[Aim of the exercise]
Copy the listing verbatim, excluding any images found in it.
BEGIN Input data
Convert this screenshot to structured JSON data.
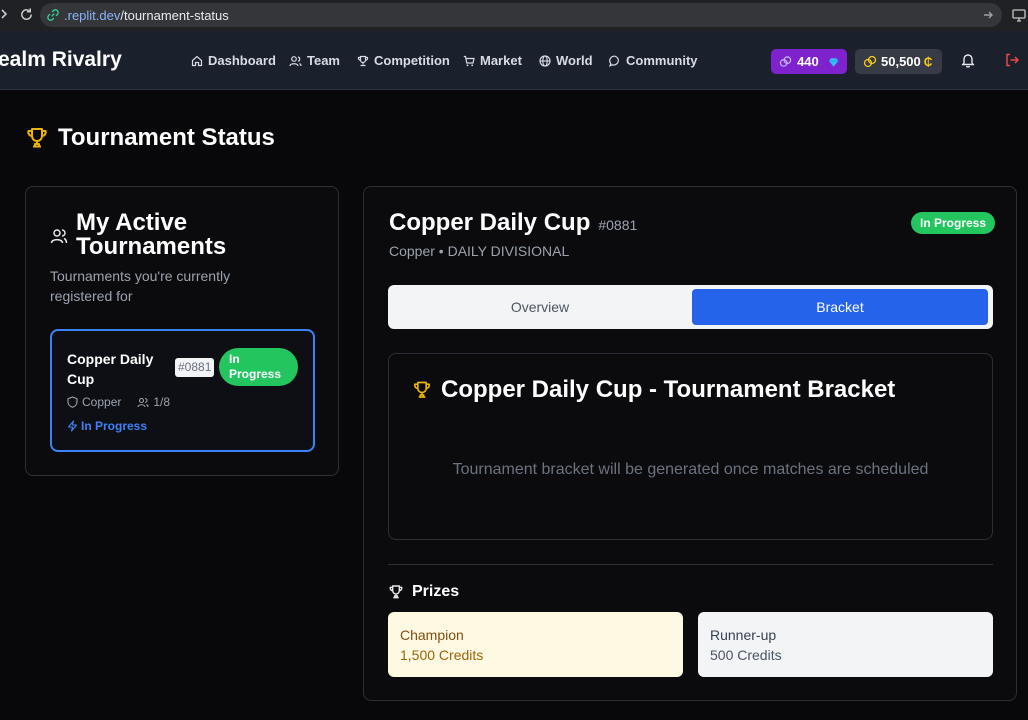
{
  "browser": {
    "url_domain": ".replit.dev",
    "url_path": "/tournament-status"
  },
  "header": {
    "brand": "ealm Rivalry",
    "nav": [
      "Dashboard",
      "Team",
      "Competition",
      "Market",
      "World",
      "Community"
    ],
    "gems": "440",
    "coins": "50,500",
    "accent_gems": "#7e22ce"
  },
  "page": {
    "title": "Tournament Status"
  },
  "active": {
    "title": "My Active Tournaments",
    "subtitle": "Tournaments you're currently registered for",
    "card": {
      "name": "Copper Daily Cup",
      "id": "#0881",
      "badge": "In Progress",
      "division": "Copper",
      "players": "1/8",
      "status": "In Progress"
    }
  },
  "detail": {
    "name": "Copper Daily Cup",
    "id": "#0881",
    "badge": "In Progress",
    "subtitle": "Copper • DAILY DIVISIONAL",
    "tabs": [
      "Overview",
      "Bracket"
    ],
    "active_tab": "Bracket",
    "bracket_title": "Copper Daily Cup - Tournament Bracket",
    "bracket_empty": "Tournament bracket will be generated once matches are scheduled",
    "prizes_title": "Prizes",
    "prizes": [
      {
        "place": "Champion",
        "amount": "1,500 Credits"
      },
      {
        "place": "Runner-up",
        "amount": "500 Credits"
      }
    ]
  }
}
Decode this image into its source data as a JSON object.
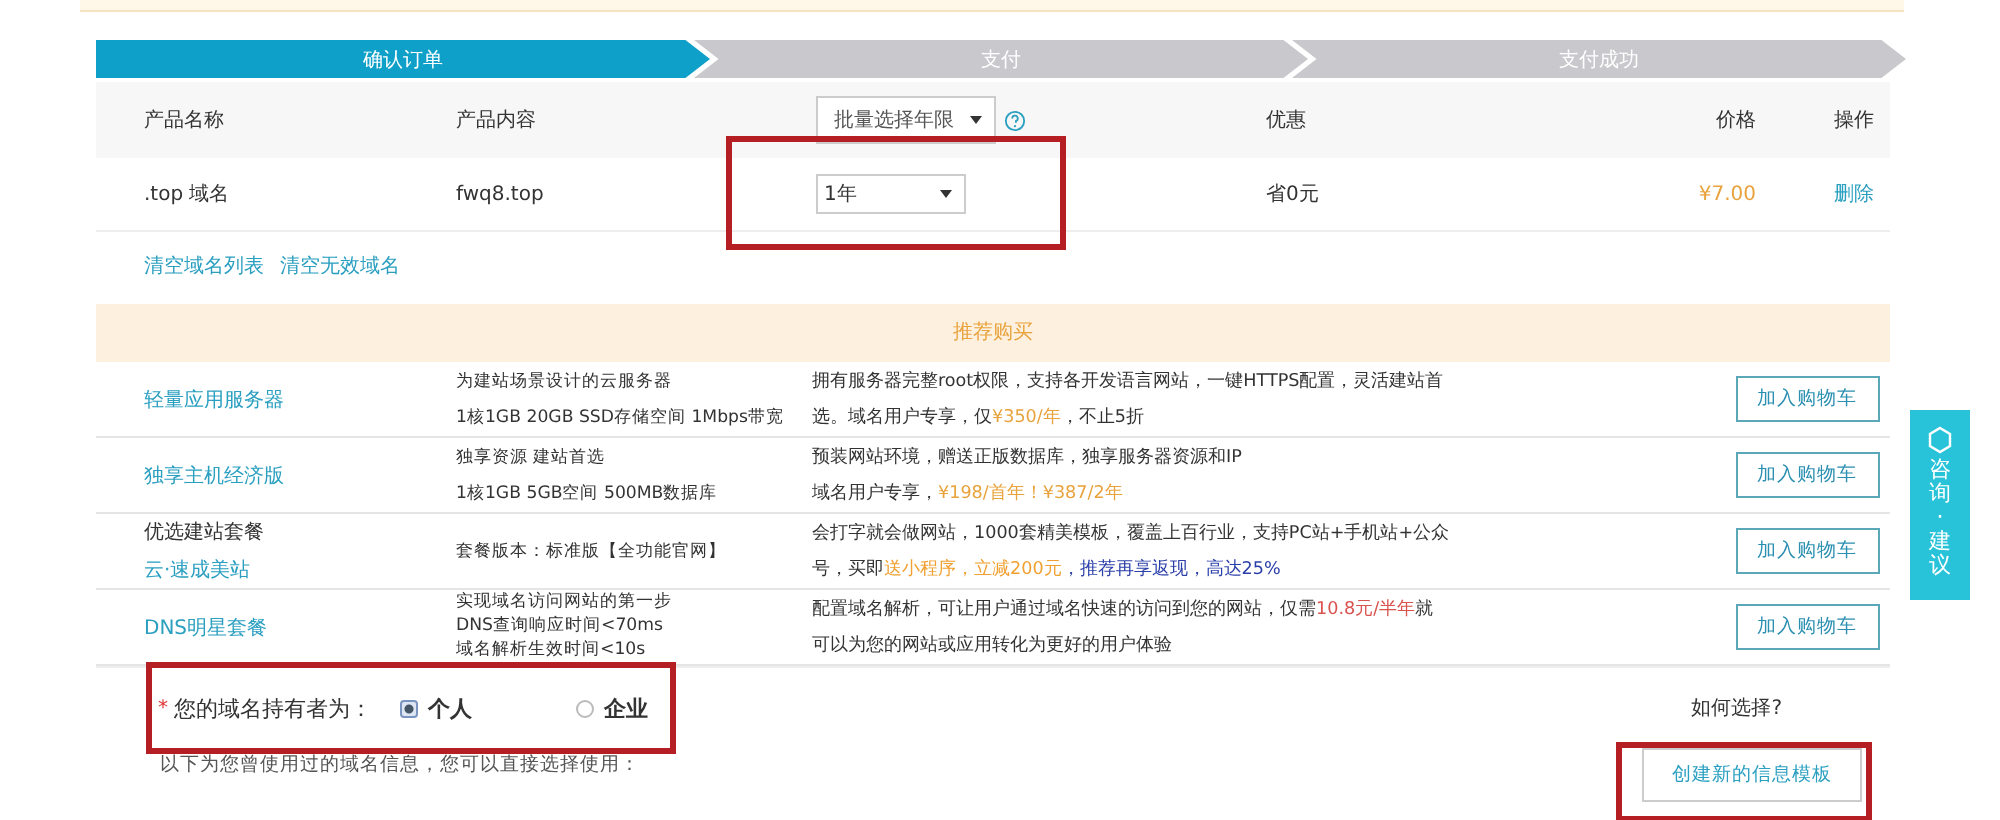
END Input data
[Solution for this problem]
Convert this screenshot to structured JSON data.
{
  "browser": {
    "url_domain": ".replit.dev",
    "url_path": "/tournament-status"
  },
  "header": {
    "brand": "ealm Rivalry",
    "nav": [
      "Dashboard",
      "Team",
      "Competition",
      "Market",
      "World",
      "Community"
    ],
    "gems": "440",
    "coins": "50,500",
    "accent_gems": "#7e22ce"
  },
  "page": {
    "title": "Tournament Status"
  },
  "active": {
    "title": "My Active Tournaments",
    "subtitle": "Tournaments you're currently registered for",
    "card": {
      "name": "Copper Daily Cup",
      "id": "#0881",
      "badge": "In Progress",
      "division": "Copper",
      "players": "1/8",
      "status": "In Progress"
    }
  },
  "detail": {
    "name": "Copper Daily Cup",
    "id": "#0881",
    "badge": "In Progress",
    "subtitle": "Copper • DAILY DIVISIONAL",
    "tabs": [
      "Overview",
      "Bracket"
    ],
    "active_tab": "Bracket",
    "bracket_title": "Copper Daily Cup - Tournament Bracket",
    "bracket_empty": "Tournament bracket will be generated once matches are scheduled",
    "prizes_title": "Prizes",
    "prizes": [
      {
        "place": "Champion",
        "amount": "1,500 Credits"
      },
      {
        "place": "Runner-up",
        "amount": "500 Credits"
      }
    ]
  }
}
Decode this image into its source data as a JSON object.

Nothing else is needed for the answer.